PHOTOGRAPHING INTO THE SUN

 This photograph which was taken one hour before sunset exhibits typical lens flare that causes artifacts usually in the shape of the iris. Lens flare is more common when using a zoom lens. ISO 200, f11 @ 1/500, with a Nikon 70-200 2.8 at 200mm.

This photograph which was taken one hour before sunset exhibits typical lens flare that causes artifacts usually in the shape of the iris. Lens flare is more common when using a zoom lens. ISO 200, f11 @ 1/500, with a Nikon 70-200 2.8 at 200mm.

Light is the key to photography and as we continue to chase that light, more often than not we find ourselves out during the golden hour; that wonderful time around sunrise and sunset. However, after it has risen or while waiting for it to set, we rarely point our cameras in the direction of the sun and that's a shame.  

During two recent visits to Shenandoah National Park, I found myself embracing the idea of pointing my camera into the sun and came away with some beautiful results. 

 This photograph was taken one hour after sunrise from high above the valley backlit by the sun. The light shining through the early morning fog gives this image a soft, ethereal feel. ISO 200, f22 @ 1/400 with an Nikon 80-400 4.5/5.6 at 400mm.

This photograph was taken one hour after sunrise from high above the valley backlit by the sun. The light shining through the early morning fog gives this image a soft, ethereal feel. ISO 200, f22 @ 1/400 with an Nikon 80-400 4.5/5.6 at 400mm.

One reason, of course, you might avoid shooting in the direction of the sun is lens-flare, but perhaps that is the exact reason you should keep shooting. Traditional we have been told that lens-flare is a mistake, something to avoid, but more and more I'm seeing it used as an artistic effect. I believe it can add an authenticity to a photograph, almost like you did make a mistake, as if you suddenly turned around, grabbed your camera and fired off a frame.

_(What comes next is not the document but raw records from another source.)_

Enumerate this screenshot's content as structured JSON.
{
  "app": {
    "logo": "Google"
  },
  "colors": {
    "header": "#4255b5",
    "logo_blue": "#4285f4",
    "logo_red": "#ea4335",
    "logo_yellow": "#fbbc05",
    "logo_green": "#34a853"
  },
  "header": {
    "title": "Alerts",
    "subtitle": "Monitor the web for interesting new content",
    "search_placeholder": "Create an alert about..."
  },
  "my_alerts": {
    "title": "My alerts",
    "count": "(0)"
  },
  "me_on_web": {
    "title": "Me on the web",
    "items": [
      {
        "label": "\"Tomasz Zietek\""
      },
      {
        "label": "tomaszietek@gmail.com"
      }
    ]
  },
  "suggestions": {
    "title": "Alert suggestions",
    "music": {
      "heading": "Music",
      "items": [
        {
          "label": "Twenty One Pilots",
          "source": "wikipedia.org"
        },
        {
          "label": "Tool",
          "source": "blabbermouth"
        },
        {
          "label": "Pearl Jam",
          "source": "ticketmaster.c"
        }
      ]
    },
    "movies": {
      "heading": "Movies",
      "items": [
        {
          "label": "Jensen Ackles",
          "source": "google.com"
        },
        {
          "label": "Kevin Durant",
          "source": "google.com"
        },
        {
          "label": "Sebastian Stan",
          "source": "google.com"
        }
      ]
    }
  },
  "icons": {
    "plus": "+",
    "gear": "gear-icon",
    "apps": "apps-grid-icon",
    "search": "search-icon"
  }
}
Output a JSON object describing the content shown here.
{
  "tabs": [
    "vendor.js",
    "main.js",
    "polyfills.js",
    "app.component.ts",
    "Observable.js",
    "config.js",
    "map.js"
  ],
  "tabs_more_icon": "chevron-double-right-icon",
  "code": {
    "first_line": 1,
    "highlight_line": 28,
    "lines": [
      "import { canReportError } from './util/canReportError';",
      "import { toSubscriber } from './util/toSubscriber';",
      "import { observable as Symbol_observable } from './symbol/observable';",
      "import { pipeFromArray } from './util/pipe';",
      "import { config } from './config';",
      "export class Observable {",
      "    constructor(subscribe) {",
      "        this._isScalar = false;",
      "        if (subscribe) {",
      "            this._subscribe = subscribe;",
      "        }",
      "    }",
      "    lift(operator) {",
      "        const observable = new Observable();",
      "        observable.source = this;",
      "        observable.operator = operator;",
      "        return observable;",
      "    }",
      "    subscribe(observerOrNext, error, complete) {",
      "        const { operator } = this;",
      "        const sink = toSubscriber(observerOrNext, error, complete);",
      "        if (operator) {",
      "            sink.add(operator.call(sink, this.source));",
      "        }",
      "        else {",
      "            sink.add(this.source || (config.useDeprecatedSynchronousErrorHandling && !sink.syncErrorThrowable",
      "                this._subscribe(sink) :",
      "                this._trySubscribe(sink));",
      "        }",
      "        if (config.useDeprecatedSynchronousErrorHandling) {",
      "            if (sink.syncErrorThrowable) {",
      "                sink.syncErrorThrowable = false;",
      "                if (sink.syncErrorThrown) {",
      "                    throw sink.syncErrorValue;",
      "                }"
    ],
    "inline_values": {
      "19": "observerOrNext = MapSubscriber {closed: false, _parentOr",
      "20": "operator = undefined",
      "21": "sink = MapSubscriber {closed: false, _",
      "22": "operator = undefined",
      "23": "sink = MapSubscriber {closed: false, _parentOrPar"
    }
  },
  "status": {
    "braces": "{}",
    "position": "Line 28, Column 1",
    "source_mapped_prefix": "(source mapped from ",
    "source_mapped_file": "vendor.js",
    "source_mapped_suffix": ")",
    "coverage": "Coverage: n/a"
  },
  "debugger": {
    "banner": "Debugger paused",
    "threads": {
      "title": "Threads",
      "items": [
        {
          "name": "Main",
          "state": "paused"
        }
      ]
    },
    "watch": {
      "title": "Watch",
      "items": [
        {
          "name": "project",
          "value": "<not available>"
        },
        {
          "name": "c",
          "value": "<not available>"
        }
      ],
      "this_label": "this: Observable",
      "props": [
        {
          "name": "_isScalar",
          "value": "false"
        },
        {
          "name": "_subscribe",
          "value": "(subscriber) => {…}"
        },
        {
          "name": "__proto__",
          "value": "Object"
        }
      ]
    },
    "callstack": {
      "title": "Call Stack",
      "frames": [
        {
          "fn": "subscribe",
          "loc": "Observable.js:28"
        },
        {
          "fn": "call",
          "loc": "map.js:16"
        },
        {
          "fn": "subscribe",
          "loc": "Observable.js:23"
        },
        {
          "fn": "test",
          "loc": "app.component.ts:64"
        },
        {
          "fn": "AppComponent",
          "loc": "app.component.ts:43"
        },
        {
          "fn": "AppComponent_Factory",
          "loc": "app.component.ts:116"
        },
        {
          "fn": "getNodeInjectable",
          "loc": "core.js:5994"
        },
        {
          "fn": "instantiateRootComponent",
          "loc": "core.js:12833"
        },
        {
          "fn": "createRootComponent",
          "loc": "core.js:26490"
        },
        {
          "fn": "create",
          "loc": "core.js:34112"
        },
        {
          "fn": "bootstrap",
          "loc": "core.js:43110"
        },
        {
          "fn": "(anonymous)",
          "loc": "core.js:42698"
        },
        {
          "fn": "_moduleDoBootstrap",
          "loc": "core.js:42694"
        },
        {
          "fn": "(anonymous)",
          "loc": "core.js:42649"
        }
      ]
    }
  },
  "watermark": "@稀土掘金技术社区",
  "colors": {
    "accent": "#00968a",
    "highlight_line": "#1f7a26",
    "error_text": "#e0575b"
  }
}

Another reason that you might avoid shooting in the direction of the sun is that it tends to produce flat, monochromatic images. However, it is just that lack of contrast that can give a photograph an otherworldly or ethereal feeling. A sense of being overexposed, but in a good way. 

 The sun, just out of the frame at right one half hour before sunset produced this unexpected pinkish hue. Shooting into the light can often result in flat, monochromatic images. ISO 200, f4.5 @ 1/80, with a Nikon 300 2.8.

The sun, just out of the frame at right one half hour before sunset produced this unexpected pinkish hue. Shooting into the light can often result in flat, monochromatic images. ISO 200, f4.5 @ 1/80, with a Nikon 300 2.8.

Don't get me wrong, sometimes lens-flare and flat imagery is not desired, otherwise we could all throw away our lens shades and only purchase inexpensive zoom lenses and place cheap filters on them. 

Keep in mind a few things when shooting into the sun. Use live view instead of looking through your DSLR camera, especially with a long lens. Set your camera to manual mode, both exposure and focus, so you control the effect, otherwise the camera will try to compensate for your "mistake."  

So the next time you are waiting for the sun to set or turning your attention elsewhere after the sun has risen, keep shooting. And if you quickly dismiss a photo because of lens-flare while editing, go back and take another look, you might be surprised.